“‘We played the flute for you, and you did not dance;
we sang a dirge, and you did not weep.’
For John the Baptist has come eating no bread and drinking no wine, and you say, ‘He has a demon.’ The Son of Man has come eating and drinking, and you say, ‘Look at him! A glutton and a drunkard, a friend of tax collectors and sinners!’ Yet wisdom is justified by all her children.”–Luke 7:31-35
I’m using the fuller context to show the contrast and hypocrisy of the Pharisees, as well as to discuss how I can to understand my own deep-seated need. There was a time, I would have been like those men, standing there looking judgmentally at these people who are doing exactly what they should be doing: coming to Christ, bringing their sins, their fears, their needs, and thought to myself “How clever am I, that I have managed to make something of myself! Look at these screwups, I’m so much better off than them.” All the while, like the Pharisees, hiding my sin and pretending nothing is wrong, a whitewashed tomb.

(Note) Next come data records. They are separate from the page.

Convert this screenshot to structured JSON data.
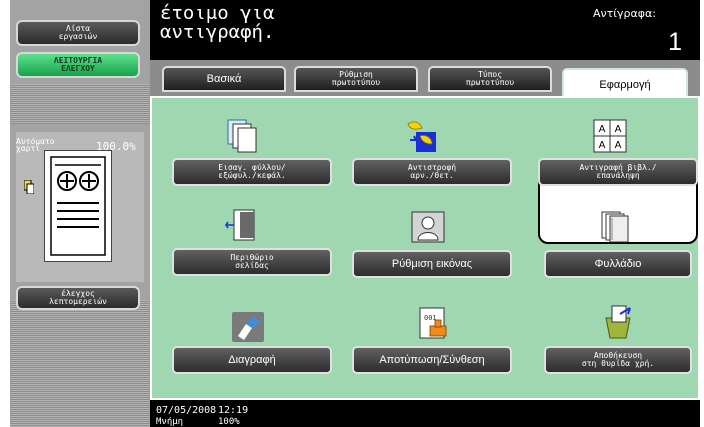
{
  "left": {
    "job_list": "Λίστα\nεργασιών",
    "check_function": "ΛΕΙΤΟΥΡΓΙΑ\nΕΛΕΓΧΟΥ",
    "paper_label": "Αυτόματο\nχαρτί",
    "zoom": "100.0%",
    "check_details": "έλεγχος\nλεπτομερειών"
  },
  "status": {
    "message": "έτοιμο για\nαντιγραφή.",
    "copies_label": "Αντίγραφα:",
    "copies_value": "1"
  },
  "tabs": [
    {
      "label": "Βασικά"
    },
    {
      "label": "Ρύθμιση\nπρωτοτύπου"
    },
    {
      "label": "Τύπος\nπρωτοτύπου"
    },
    {
      "label": "Εφαρμογή"
    }
  ],
  "functions": [
    {
      "label": "Εισαγ. φύλλου/\nεξώφυλ./κεφάλ.",
      "icon": "insert-sheet-icon"
    },
    {
      "label": "Αντιστροφή\nαρν./θετ.",
      "icon": "neg-pos-reverse-icon"
    },
    {
      "label": "Αντιγραφή βιβλ./\nεπανάληψη",
      "icon": "book-copy-repeat-icon"
    },
    {
      "label": "Περιθώριο\nσελίδας",
      "icon": "page-margin-icon"
    },
    {
      "label": "Ρύθμιση εικόνας",
      "icon": "image-adjust-icon"
    },
    {
      "label": "Φυλλάδιο",
      "icon": "booklet-icon"
    },
    {
      "label": "Διαγραφή",
      "icon": "erase-icon"
    },
    {
      "label": "Αποτύπωση/Σύνθεση",
      "icon": "stamp-composition-icon"
    },
    {
      "label": "Αποθήκευση\nστη θυρίδα χρή.",
      "icon": "save-user-box-icon"
    }
  ],
  "footer": {
    "date": "07/05/2008",
    "time": "12:19",
    "memory_label": "Μνήμη",
    "memory_value": "100%"
  }
}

But thank God for His mercy even to the prideful and foolish, and thank Christ for His friendship to the sinner. I am a man who needs it desperately, because in Christ I have the One who made me, who knows me and is the source of my very identity and being. In Christ I have life, a real life that leads to life beyond just pursuing my next whim. These sinners and tax collectors who came to Christ and gathered around Him, who invited Him into their homes, were people who were very well-acquainted with sin and with pursuing their desires, and they had tasted the bitterness of unfulfillment it brings. They had seen the death and pain it wrought in their lives.

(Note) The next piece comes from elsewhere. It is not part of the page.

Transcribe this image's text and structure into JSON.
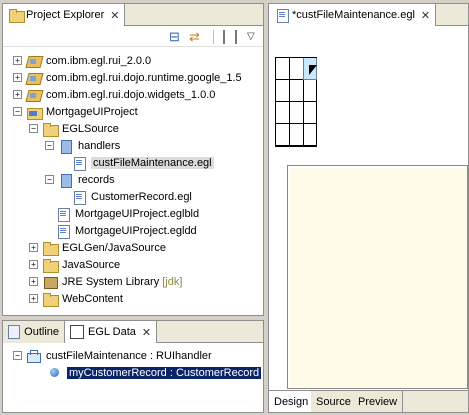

In the church today it is important for us to keep our balance, with the fulcrum point of our lives being the Gospel first and foremost. The Gospel brings us daily reminders of what is ultimately true: man is sinful and rebellious against God by His nature, but God is both just and merciful. He sent His Son to pay the price for all those who believe in Him by dying on the cross, He conquered death in rising again, and He stands at the right hand of the Father as the perfect high priest who can say of His people, “I have covered their sins, I have atoned for them, they are of Me and have life in Me.” But the desires of our flesh are always trying to pull away from this center that destroy’s man’s self-aggrandizement, and move to one of two equally wrong positions: either self-righteous Pharisaism, where behavior and moral assent are more important that repentance and faith, or simply rejecting God altogether. Both entail a foolish belief in man’s autonomy, and both rebel against who we were made to be: created in the image of God, made to know Him and have our fullest life in knowing Him.

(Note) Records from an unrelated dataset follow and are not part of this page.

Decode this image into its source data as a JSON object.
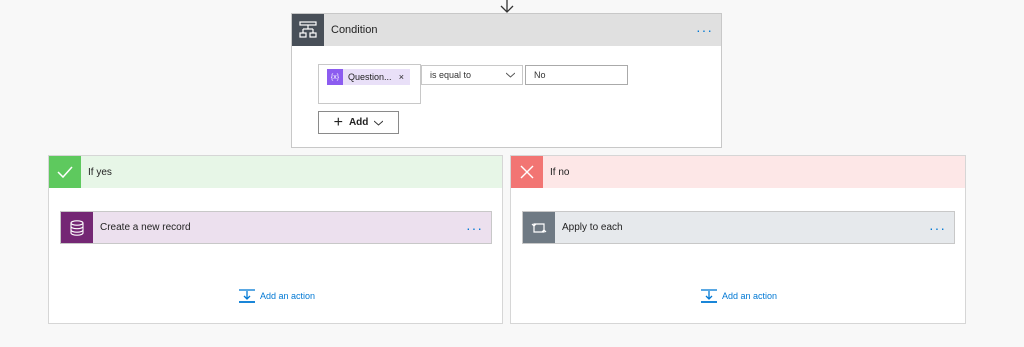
{
  "condition": {
    "title": "Condition",
    "more_label": "···",
    "token": {
      "label": "Question...",
      "icon_text": "{x}",
      "remove_label": "×"
    },
    "operator": "is equal to",
    "value": "No",
    "add_label": "Add",
    "add_plus": "+"
  },
  "if_yes": {
    "title": "If yes",
    "action": {
      "title": "Create a new record",
      "more_label": "···"
    },
    "add_action_label": "Add an action"
  },
  "if_no": {
    "title": "If no",
    "action": {
      "title": "Apply to each",
      "more_label": "···"
    },
    "add_action_label": "Add an action"
  },
  "colors": {
    "accent": "#0078d4",
    "yes": "#5ec95e",
    "no": "#f27573",
    "dataverse": "#742774",
    "condition_icon": "#484f58"
  }
}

Jesus Christ is the friend of the sinner who cries out to Him for mercy. He is the friend of the sinner who has had his heart broken by the Word of God taught to him by the Holy Spirit and needs to be lifted up. He is the friend of the sinner who, like the blind man from a couple sermons ago, cries out “Son of David, have mercy on me!” That mercy is readily and lovingly given. Cry out for it, my friends, and know His peace.